Another reason to open up either the durables or the consumables for competition can be if the customers demand variety when purchasing a product. To take the coffee machine example, you could take the approach to have a closed system and provide all pods yourself (Nespresso) or have an "open" system allowing other companies to provide a variety of different brands on coffee pods (Philips' Senseo).
Gillette's Razors and Blades - The classical example

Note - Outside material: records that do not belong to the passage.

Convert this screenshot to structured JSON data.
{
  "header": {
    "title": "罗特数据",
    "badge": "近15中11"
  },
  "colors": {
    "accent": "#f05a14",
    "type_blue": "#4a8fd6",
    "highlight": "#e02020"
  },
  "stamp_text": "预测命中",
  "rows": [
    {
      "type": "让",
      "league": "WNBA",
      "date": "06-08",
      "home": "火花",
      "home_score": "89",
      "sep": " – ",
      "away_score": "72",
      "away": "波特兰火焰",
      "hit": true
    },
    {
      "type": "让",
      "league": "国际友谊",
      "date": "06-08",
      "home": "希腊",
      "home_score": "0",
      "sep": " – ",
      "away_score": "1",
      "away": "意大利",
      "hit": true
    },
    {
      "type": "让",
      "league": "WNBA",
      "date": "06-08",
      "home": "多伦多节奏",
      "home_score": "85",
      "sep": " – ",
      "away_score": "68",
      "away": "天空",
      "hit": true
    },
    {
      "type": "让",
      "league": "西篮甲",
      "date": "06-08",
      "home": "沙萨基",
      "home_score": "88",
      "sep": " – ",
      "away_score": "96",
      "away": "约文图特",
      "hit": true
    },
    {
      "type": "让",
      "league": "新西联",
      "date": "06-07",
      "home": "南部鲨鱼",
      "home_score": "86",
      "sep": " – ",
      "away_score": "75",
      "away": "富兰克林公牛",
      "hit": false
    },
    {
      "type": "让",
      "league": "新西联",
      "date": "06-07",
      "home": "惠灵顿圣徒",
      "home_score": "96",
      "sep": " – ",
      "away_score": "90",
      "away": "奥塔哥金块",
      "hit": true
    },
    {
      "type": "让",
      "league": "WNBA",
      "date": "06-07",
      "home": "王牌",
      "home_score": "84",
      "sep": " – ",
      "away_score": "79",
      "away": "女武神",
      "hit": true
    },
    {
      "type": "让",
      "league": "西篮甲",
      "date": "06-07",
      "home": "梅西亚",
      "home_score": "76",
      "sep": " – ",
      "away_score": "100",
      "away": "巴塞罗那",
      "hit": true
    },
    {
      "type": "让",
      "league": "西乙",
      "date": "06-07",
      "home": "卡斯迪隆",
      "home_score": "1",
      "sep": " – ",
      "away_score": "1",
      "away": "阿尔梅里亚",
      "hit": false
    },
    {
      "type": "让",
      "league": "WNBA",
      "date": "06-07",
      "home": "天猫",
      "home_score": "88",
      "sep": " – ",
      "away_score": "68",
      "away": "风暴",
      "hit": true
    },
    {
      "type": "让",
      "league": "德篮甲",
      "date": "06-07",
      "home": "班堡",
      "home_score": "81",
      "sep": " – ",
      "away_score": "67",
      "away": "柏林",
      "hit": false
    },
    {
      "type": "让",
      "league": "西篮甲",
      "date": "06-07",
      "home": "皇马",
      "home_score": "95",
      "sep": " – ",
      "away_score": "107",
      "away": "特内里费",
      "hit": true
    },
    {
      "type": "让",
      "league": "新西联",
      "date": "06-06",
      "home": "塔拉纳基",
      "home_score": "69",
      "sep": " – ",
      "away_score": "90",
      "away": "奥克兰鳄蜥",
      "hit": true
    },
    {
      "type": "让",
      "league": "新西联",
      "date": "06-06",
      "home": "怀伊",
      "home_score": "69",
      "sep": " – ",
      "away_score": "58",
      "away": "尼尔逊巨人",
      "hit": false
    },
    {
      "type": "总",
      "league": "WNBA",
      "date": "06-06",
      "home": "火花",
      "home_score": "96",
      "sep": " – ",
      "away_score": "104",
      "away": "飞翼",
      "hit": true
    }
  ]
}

The name Razor and Blade business model refers to Gillette's use of razor handles, sometimes given away for free, and high margin disposable blades. Gillette has used the razor-and-blade business model since the first model with disposable blades was launched in 1902, with granted patents in 1904. Since then several different generations of razors have been developed, patented and released and razors has become one of the most heavily patented consumer products with more than 1000 granted patents. Gillette's success with its razors and blades is a story about superior technology, design and the use of control mechanisms, foremost patents, to ensure market dominance.
Gillette who spends huge amounts on R&D and patenting, has fine tuned its business model and patenting activities, and never releases a new razor until the next generation is already in development. It has continuously developed and heavily patented its products, replacing old models just when patents have started to expire. As patents per definition becomes publicly available, and is used for competitive intelligence, Gillette, instead of filing own patents when inventions are discovered, awaits the right time to file large batches of patents to be published in perfect timing for the launching of new products.
In 1998, after more than $750 million of research and testing, Gillette introduced Mach3, with innovations such as the triple blade, the single-point cartridge docking, the indicator lubricating strip to signal when to replace cartridge and the diamond-like carbon-coated DLC blade edge (three times stronger than stainless steel, made with chip-making technology). The company made sure to patent every design and engineering feature resulting in a wall of more than 50 patents surrounding the product. Seven years later the Gillette Fusion was launched with new inventions protected by more than 70 patents.
The Reverse Razor and Blade Model
When consumables are sold at low margin and durables at high margins (e.g. iPods and songs) the model is sometimes referred to as the Reverse Razor and Blade business model.